**Problem description:** Using the records below, locate all lines containing "Step" and return them.

──────── Dataset

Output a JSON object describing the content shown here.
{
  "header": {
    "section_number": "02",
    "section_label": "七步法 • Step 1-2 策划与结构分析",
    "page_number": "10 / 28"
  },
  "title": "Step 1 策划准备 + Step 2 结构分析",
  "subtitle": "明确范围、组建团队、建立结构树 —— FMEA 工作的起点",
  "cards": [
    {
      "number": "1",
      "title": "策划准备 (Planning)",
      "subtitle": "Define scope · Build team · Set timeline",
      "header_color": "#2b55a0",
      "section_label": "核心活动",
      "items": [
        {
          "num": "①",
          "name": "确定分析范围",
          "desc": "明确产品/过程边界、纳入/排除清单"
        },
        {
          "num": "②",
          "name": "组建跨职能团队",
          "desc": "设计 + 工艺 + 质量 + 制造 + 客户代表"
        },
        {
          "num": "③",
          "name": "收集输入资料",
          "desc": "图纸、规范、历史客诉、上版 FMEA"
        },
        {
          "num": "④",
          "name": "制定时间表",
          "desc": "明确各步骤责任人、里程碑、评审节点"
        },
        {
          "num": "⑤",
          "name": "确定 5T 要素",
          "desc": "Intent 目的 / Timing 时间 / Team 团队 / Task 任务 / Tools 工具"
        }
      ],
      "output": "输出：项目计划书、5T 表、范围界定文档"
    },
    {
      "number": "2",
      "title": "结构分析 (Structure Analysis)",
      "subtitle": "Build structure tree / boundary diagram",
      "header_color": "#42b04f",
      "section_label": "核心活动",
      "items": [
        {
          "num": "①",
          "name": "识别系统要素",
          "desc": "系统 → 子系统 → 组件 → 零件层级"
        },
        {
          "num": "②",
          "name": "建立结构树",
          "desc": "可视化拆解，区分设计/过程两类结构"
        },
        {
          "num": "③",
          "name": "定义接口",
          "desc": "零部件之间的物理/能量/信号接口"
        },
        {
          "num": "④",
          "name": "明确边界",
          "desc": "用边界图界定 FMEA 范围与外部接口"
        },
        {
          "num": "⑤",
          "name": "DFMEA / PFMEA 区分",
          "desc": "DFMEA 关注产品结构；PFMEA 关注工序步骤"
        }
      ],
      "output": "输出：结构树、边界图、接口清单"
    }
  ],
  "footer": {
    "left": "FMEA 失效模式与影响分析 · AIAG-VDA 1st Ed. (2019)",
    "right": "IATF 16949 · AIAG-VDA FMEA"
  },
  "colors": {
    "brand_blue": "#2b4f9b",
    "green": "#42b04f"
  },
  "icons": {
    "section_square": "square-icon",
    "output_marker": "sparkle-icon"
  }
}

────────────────

**Exercise result:**
    "section_label": "七步法 • Step 1-2 策划与结构分析",
  "title": "Step 1 策划准备 + Step 2 结构分析",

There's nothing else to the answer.